- _Task prompt_:
Below are entries to reproduce exactly, apart from their pictures.

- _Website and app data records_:
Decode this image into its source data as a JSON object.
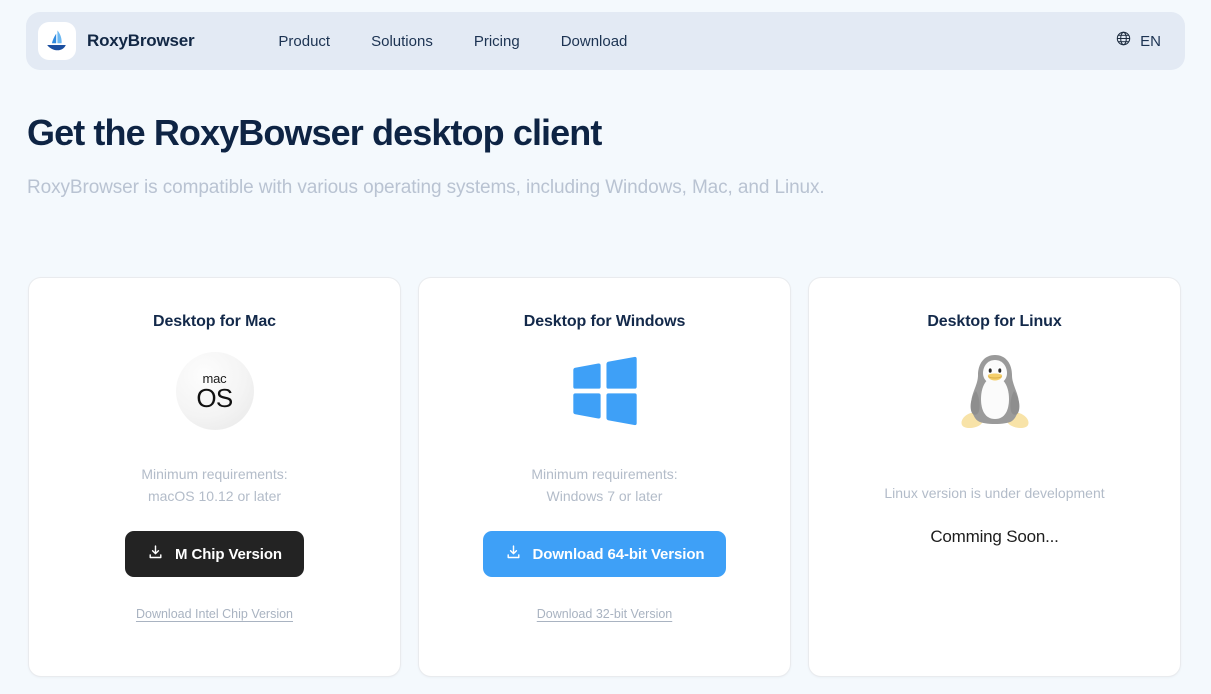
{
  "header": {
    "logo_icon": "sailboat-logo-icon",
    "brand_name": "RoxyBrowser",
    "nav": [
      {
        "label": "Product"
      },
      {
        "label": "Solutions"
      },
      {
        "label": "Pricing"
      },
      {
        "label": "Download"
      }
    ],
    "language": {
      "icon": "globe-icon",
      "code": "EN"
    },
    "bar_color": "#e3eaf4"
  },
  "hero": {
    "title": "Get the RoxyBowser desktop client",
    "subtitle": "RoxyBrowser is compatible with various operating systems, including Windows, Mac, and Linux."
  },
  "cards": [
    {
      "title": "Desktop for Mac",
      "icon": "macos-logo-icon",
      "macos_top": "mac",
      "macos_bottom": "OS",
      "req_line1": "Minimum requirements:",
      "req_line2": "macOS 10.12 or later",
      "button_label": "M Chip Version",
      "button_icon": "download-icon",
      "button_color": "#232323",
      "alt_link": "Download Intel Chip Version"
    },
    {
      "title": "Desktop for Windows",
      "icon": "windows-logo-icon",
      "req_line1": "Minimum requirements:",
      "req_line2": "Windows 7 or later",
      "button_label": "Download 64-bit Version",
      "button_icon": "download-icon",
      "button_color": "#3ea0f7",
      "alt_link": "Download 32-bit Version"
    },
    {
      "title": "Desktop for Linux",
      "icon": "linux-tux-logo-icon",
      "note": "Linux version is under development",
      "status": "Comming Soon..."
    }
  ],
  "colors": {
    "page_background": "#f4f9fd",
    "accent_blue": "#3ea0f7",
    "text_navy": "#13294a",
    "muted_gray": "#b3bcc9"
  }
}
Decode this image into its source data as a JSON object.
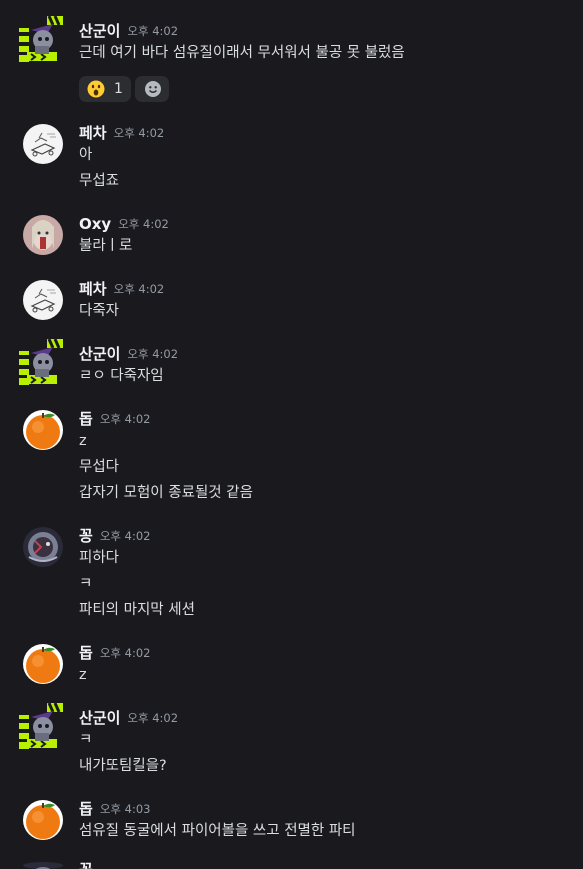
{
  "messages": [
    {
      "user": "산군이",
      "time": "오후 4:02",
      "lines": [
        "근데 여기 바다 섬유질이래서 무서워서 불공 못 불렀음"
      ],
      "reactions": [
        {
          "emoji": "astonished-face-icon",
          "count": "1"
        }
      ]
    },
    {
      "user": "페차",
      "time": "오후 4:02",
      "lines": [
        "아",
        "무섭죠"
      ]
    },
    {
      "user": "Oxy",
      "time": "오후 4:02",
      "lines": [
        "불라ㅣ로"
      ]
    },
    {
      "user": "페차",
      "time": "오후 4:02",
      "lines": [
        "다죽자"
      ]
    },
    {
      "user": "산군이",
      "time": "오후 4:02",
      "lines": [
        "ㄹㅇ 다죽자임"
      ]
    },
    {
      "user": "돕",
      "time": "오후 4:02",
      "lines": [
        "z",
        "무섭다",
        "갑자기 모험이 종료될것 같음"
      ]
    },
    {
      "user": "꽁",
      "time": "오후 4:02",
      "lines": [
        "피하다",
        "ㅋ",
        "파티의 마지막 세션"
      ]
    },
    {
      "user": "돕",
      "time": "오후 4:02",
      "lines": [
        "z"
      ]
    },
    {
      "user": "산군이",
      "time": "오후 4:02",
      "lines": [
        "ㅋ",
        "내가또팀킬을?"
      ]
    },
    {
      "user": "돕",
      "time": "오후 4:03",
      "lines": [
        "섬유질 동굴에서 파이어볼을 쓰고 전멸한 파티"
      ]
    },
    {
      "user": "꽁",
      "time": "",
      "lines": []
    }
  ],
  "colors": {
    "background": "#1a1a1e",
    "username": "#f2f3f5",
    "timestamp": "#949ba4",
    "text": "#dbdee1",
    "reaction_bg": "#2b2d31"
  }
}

- _Written solution_:
Decode this image into its source data as a JSON object.
{
  "header": {
    "logo_icon": "sailboat-logo-icon",
    "brand_name": "RoxyBrowser",
    "nav": [
      {
        "label": "Product"
      },
      {
        "label": "Solutions"
      },
      {
        "label": "Pricing"
      },
      {
        "label": "Download"
      }
    ],
    "language": {
      "icon": "globe-icon",
      "code": "EN"
    },
    "bar_color": "#e3eaf4"
  },
  "hero": {
    "title": "Get the RoxyBowser desktop client",
    "subtitle": "RoxyBrowser is compatible with various operating systems, including Windows, Mac, and Linux."
  },
  "cards": [
    {
      "title": "Desktop for Mac",
      "icon": "macos-logo-icon",
      "macos_top": "mac",
      "macos_bottom": "OS",
      "req_line1": "Minimum requirements:",
      "req_line2": "macOS 10.12 or later",
      "button_label": "M Chip Version",
      "button_icon": "download-icon",
      "button_color": "#232323",
      "alt_link": "Download Intel Chip Version"
    },
    {
      "title": "Desktop for Windows",
      "icon": "windows-logo-icon",
      "req_line1": "Minimum requirements:",
      "req_line2": "Windows 7 or later",
      "button_label": "Download 64-bit Version",
      "button_icon": "download-icon",
      "button_color": "#3ea0f7",
      "alt_link": "Download 32-bit Version"
    },
    {
      "title": "Desktop for Linux",
      "icon": "linux-tux-logo-icon",
      "note": "Linux version is under development",
      "status": "Comming Soon..."
    }
  ],
  "colors": {
    "page_background": "#f4f9fd",
    "accent_blue": "#3ea0f7",
    "text_navy": "#13294a",
    "muted_gray": "#b3bcc9"
  }
}
Decode this image into its source data as a JSON object.
{
  "messages": [
    {
      "user": "산군이",
      "time": "오후 4:02",
      "lines": [
        "근데 여기 바다 섬유질이래서 무서워서 불공 못 불렀음"
      ],
      "reactions": [
        {
          "emoji": "astonished-face-icon",
          "count": "1"
        }
      ]
    },
    {
      "user": "페차",
      "time": "오후 4:02",
      "lines": [
        "아",
        "무섭죠"
      ]
    },
    {
      "user": "Oxy",
      "time": "오후 4:02",
      "lines": [
        "불라ㅣ로"
      ]
    },
    {
      "user": "페차",
      "time": "오후 4:02",
      "lines": [
        "다죽자"
      ]
    },
    {
      "user": "산군이",
      "time": "오후 4:02",
      "lines": [
        "ㄹㅇ 다죽자임"
      ]
    },
    {
      "user": "돕",
      "time": "오후 4:02",
      "lines": [
        "z",
        "무섭다",
        "갑자기 모험이 종료될것 같음"
      ]
    },
    {
      "user": "꽁",
      "time": "오후 4:02",
      "lines": [
        "피하다",
        "ㅋ",
        "파티의 마지막 세션"
      ]
    },
    {
      "user": "돕",
      "time": "오후 4:02",
      "lines": [
        "z"
      ]
    },
    {
      "user": "산군이",
      "time": "오후 4:02",
      "lines": [
        "ㅋ",
        "내가또팀킬을?"
      ]
    },
    {
      "user": "돕",
      "time": "오후 4:03",
      "lines": [
        "섬유질 동굴에서 파이어볼을 쓰고 전멸한 파티"
      ]
    },
    {
      "user": "꽁",
      "time": "",
      "lines": []
    }
  ],
  "colors": {
    "background": "#1a1a1e",
    "username": "#f2f3f5",
    "timestamp": "#949ba4",
    "text": "#dbdee1",
    "reaction_bg": "#2b2d31"
  }
}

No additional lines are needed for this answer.